- **Aim of the task**
Report every line of the records that contains the word "voice".

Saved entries
[Start of Attachment]
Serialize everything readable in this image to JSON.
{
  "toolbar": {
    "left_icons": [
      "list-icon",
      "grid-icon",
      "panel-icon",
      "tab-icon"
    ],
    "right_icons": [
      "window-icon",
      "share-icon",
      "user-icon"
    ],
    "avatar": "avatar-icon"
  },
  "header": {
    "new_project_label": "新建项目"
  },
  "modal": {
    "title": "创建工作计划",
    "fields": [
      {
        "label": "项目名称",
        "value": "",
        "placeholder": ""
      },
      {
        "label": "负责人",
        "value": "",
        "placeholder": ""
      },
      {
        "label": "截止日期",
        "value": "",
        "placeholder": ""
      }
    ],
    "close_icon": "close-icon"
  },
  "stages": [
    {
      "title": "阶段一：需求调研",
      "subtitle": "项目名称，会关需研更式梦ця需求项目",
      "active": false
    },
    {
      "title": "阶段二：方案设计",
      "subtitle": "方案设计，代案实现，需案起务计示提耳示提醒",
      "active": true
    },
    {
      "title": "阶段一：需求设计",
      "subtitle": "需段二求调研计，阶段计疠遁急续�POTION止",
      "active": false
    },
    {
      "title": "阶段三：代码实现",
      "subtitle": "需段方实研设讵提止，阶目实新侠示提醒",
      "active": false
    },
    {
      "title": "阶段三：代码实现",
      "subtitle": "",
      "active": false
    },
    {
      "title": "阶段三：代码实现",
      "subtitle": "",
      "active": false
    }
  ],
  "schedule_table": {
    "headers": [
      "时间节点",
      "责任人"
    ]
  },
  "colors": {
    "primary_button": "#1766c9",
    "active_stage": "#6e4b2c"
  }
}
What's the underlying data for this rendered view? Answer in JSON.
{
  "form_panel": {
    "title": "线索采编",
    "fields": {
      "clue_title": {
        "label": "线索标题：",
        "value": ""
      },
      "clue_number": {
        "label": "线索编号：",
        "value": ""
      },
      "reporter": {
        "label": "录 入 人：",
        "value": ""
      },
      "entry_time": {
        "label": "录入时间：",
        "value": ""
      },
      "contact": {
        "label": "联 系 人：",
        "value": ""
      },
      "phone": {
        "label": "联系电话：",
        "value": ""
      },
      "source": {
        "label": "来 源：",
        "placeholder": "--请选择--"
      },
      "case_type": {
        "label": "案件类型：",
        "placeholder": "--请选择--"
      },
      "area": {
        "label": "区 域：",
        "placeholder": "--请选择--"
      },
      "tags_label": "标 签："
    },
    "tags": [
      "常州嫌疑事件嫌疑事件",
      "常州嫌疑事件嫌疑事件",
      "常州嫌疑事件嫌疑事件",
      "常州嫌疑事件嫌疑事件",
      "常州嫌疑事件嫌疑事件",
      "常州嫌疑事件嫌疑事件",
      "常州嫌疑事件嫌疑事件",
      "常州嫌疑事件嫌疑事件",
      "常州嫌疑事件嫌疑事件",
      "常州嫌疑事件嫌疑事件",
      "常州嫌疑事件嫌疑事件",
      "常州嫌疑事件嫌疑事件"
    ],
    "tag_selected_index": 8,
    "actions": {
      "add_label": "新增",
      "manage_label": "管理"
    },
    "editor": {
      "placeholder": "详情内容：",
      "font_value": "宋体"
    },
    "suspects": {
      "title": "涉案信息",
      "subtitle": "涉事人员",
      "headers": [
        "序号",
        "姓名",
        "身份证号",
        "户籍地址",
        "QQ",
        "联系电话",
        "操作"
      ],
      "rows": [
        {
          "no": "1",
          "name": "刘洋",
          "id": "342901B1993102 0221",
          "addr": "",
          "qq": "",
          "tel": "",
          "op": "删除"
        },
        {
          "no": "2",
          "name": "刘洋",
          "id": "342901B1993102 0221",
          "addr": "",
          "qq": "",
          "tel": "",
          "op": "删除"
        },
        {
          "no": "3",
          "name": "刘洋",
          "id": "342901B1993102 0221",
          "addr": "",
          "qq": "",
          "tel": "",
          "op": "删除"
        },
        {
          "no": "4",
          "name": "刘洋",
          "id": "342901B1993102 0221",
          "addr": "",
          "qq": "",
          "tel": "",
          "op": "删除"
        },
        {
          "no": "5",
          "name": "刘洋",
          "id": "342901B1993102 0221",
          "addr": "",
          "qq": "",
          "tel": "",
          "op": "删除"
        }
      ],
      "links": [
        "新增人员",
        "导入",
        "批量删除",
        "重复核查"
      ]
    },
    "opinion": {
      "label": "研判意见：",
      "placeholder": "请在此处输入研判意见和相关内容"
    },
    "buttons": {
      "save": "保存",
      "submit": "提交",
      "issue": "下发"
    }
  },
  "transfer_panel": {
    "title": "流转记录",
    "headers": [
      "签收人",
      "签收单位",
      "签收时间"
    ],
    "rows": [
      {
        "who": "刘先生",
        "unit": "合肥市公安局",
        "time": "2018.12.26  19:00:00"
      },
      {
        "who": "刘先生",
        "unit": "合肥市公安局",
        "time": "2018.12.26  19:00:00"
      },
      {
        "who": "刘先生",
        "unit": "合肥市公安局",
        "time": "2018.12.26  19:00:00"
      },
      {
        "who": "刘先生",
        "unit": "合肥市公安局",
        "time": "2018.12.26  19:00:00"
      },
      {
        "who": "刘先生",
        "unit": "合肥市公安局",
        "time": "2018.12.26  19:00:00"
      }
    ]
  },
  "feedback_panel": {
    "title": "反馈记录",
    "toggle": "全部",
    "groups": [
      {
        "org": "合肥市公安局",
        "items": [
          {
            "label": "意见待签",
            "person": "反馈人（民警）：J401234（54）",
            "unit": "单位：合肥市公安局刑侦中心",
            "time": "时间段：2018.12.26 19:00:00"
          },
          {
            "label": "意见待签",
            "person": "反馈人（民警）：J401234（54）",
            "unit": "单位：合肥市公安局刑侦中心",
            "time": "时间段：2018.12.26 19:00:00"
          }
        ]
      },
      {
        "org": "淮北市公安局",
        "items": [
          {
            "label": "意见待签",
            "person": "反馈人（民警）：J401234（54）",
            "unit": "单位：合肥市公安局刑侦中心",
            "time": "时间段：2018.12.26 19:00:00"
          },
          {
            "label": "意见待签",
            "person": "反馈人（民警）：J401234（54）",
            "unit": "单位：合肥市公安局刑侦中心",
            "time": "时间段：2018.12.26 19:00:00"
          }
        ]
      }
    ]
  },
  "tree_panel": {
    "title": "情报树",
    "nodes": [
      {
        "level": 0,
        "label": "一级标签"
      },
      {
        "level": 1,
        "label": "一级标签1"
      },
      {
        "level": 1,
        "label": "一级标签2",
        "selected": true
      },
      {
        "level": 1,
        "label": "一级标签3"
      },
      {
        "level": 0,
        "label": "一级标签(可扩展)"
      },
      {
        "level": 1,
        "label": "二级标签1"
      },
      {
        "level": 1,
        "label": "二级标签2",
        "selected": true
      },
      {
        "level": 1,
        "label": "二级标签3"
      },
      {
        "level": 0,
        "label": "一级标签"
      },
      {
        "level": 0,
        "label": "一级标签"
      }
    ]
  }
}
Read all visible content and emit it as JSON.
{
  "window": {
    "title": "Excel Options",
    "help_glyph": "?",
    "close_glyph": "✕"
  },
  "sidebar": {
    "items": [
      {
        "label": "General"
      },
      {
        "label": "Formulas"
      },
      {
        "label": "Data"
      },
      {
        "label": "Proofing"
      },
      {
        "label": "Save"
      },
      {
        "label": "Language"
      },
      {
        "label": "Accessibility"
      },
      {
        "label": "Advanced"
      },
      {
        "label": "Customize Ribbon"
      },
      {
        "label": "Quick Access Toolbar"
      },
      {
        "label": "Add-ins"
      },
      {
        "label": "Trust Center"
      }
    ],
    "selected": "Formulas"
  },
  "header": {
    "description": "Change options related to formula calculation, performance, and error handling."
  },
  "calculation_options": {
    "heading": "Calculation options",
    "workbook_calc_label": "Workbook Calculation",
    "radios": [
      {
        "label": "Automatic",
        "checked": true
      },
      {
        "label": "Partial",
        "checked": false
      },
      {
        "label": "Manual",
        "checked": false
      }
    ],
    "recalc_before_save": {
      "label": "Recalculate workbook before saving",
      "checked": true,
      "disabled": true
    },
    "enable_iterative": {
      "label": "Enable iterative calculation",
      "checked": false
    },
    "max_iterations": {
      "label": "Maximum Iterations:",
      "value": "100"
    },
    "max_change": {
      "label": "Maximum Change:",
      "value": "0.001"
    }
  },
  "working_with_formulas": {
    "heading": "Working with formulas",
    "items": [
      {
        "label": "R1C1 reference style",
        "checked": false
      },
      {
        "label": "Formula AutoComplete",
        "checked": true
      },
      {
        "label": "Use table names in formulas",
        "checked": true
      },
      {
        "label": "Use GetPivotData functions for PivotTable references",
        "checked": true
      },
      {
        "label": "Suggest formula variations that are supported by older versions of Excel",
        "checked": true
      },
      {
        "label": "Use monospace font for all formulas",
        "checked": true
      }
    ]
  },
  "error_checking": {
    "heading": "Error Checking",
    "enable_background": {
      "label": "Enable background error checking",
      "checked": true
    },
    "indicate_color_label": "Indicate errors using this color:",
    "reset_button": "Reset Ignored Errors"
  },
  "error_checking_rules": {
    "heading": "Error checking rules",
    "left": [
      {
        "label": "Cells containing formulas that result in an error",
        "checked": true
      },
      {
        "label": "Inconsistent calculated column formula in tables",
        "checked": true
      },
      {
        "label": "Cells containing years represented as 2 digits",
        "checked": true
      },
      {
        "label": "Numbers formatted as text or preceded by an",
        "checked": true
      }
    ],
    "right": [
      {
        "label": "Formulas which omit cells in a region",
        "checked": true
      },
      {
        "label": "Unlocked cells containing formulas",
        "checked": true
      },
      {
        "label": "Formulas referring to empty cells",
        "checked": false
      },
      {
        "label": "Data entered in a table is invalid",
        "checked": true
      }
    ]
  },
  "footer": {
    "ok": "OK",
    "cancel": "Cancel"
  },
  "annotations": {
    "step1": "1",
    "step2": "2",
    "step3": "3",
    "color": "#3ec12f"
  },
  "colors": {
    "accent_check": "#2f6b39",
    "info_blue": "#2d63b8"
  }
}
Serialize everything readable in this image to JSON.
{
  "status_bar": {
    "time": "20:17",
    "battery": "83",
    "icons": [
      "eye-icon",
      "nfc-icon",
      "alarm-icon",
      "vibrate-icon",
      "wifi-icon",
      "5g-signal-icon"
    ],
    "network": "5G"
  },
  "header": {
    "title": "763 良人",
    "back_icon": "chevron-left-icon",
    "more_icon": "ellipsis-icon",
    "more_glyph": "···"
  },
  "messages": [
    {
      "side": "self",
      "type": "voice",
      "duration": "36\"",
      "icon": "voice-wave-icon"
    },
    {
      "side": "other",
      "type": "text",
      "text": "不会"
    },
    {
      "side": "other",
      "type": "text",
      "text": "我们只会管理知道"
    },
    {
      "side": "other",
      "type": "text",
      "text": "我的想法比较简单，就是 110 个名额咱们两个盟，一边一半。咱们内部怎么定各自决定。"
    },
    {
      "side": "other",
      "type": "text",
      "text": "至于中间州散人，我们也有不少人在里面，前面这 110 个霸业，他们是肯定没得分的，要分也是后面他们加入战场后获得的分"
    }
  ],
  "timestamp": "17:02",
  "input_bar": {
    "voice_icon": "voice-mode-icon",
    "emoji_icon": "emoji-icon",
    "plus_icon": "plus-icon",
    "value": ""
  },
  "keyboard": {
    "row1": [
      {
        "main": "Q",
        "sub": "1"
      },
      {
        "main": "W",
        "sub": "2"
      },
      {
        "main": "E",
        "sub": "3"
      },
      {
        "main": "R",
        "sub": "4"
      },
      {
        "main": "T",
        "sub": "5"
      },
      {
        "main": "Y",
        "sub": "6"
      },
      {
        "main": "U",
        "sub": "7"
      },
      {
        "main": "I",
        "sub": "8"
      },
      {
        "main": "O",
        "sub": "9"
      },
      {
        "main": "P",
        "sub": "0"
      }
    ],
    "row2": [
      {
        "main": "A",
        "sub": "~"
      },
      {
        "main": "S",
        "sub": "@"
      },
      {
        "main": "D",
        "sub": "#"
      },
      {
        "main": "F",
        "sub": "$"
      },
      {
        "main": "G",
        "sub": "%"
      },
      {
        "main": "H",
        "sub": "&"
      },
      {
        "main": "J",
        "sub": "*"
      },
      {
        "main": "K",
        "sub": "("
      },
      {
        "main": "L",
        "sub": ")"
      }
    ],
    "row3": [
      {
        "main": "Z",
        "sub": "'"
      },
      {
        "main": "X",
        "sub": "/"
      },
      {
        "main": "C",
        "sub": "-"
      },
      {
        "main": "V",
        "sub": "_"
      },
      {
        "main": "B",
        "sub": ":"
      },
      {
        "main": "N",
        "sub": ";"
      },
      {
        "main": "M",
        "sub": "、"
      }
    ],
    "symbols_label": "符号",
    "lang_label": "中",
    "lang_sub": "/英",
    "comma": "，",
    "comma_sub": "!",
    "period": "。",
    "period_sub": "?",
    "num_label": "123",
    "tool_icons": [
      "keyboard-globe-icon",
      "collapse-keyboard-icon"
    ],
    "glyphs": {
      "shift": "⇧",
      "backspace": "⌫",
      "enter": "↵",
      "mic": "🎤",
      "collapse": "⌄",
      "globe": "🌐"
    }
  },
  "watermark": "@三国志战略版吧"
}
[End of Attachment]
- **Task answer**
      "type": "voice",
      "icon": "voice-wave-icon"
    "voice_icon": "voice-mode-icon",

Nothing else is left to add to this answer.